“There’s been a tremendous obsession with celebrities,” says Susan Nethero, chief fit stylist for Intimacy boutiques in Atlanta, Chicago and New York. “We find that a big part of the attraction is what celebs are wearing and whether they’re wearing it right. Women everywhere, including the rich and famous, want the right shape and breast appearance for their formal attire.”

Intimacy’s top-selling specialty brands include La Perla, Lise Charmel, Simone Perele, Aubade and Le Mystere, which offers a cleavage-enhancing demi balconette style with memory foam like that used in Swedish mattresses. “You lie down and it takes your shape,” says Le Mystere chief executive officer Michael Rabinowitz.

Karyn Monget – Bienvenue A Brooklyn

Fifi Chachnil, the Parisian designer known for her glamorous, Fifties-inspired lingerie, is coming to New York, although not to one of its more commercial districts. Rather, she has chosen a second-story, red-brick apartment at 338 Lafayette Avenue in Fort Greene, Brooklyn, that will serve as an intimate, by-appointment-only boutique.

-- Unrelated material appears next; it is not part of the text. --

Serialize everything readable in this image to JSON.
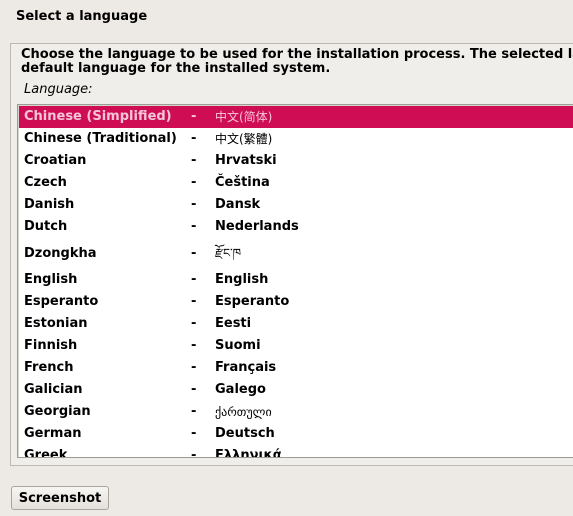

“In the same way tourists view Montmartre as a picture-postcard vision of Paris, Brooklyn has always been my image of New York,” says Chachnil, who intends to decorate the space, set to open in mid-February, to resemble a boudoir. The atelier will be dedicated to made-to-measure pieces such as lingerie-inspired cocktail dresses, corsets and gloves. Prices will run $700 to $4,000 for a dress, $700 for a pair of gloves and about $800 for a waist cincher shapewear. Chachnil’s regular lingerie selection will also be available.

“It’s in line with my desire to create an intimate space and to offer a luxury service,” says Chachnil, who recently closed a streetfront boutique on Rue Cambon in Paris because it lacked intimacy. She’ll travel to New York once a month for fittings, and her local assistant, Edwige Walls, will measure clients and help select fabrics that will then be sent to Paris to be made up.

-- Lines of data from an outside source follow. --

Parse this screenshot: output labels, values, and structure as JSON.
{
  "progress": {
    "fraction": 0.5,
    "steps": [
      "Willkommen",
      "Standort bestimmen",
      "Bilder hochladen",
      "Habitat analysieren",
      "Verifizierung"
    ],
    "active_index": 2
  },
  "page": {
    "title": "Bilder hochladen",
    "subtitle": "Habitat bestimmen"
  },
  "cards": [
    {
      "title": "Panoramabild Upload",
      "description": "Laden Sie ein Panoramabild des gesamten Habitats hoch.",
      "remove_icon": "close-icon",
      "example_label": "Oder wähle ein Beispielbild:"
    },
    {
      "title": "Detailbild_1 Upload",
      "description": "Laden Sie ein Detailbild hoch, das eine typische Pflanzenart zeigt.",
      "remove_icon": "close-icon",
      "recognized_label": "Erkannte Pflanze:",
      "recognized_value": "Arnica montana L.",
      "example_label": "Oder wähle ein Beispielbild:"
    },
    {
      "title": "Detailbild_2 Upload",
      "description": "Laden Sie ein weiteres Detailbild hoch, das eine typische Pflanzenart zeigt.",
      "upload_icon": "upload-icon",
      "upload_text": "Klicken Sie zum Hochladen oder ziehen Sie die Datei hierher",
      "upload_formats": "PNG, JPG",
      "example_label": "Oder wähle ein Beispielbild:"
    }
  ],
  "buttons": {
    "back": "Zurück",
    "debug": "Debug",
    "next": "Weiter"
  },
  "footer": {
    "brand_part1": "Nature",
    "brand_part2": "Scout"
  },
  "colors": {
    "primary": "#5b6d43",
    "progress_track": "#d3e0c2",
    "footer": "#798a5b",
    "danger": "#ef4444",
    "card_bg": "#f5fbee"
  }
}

Chachnil now has two Paris locations, on Rue Saint-Honor and Rue Jean-Jacques Rousseau, and is sold in some 80 stores internationally, with plans to open a London shop next year.

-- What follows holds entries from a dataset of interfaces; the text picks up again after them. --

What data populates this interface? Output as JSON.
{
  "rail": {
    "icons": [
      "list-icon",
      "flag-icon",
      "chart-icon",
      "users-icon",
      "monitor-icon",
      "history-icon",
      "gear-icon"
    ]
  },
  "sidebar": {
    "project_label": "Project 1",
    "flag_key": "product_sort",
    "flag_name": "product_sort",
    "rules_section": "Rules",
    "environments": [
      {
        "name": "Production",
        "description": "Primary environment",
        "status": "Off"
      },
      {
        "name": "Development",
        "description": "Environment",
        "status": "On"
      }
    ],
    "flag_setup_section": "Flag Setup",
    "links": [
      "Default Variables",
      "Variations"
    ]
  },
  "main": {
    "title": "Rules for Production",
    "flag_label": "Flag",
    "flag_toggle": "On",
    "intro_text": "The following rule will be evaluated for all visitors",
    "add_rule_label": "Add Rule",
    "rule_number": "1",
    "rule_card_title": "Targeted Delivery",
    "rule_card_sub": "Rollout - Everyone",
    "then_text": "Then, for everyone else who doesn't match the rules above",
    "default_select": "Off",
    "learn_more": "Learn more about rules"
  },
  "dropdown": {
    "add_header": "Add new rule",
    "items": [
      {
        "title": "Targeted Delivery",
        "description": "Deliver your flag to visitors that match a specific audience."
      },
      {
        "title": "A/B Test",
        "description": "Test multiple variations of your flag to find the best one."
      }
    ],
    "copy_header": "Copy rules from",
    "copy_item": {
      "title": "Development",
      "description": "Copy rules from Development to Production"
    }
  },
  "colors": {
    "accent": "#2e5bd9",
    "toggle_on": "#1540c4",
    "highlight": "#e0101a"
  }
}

Katya Foreman – Intimate Details

“The right bra is like the perfect man: good-looking, supportive and sure never to let you down.” These words of wisdom, along with matter-of-fact advice and confidence boosters from Rebecca Apsan, owner of New York’s La Petite Coquette, will keep readers engaged in “The Lingerie Handbook,” out last fall from Workman Publishing ($13.95). With 30 years of lingerie experience under her garter belt, including a stint as lingerie consultant to “Sex and the City,” Apsan collaborated with Sarah Stark to put her extensive knowledge into 186 pages of innerwear insights. So if “lingerie is therapy,” toss out those granny panties, dig out those “date night” knickers hiding in the back of your drawer and let loose your inner coquette.

Tara Bonet-Black – A Little Something Extra

La Perla fans have several ways to wear the company’s seductive designs, but dangling a drop of black lace from each earlobe is one of the newest and most eye-catching.

The earrings stand out in a sea of fall accessories from lingerie labels, but they are by no means the only pretty pieces. French designer Vannina Vesperini has created a pink pearl brooch to complement her latest collection. And fellow francophone Elise Anderegg strings necklaces mixing Murano glass, Swarovski crystals and beads.

Her accessories production is up 40 percent over last year, says Anderegg, who also hand-knits mittens trimmed in Chantilly lace. “Initially, I designed pieces to decorate my stand, but buyers kept wanting to place orders.”

Picking up on this retailer demand, Eurovet’s Salon International de la Lingerie, running Feb. 2 to 5 in Paris, will debut a new space dedicated to the burgeoning category, dubbed Spicy Boutique. Among the area’s offerings: cupcake-shaped “bon bon” soaps from Gentry de Paris, L strap’s bejeweled bra straps and a new line of ballet flats and shoes to pair with Sabrina Nadal’s ballerina-inspired lingerie.

Says Chantal Malingray, executive director of Eurovet’s lingerie division: “Designers are latching onto the idea that accessories help create a universe.”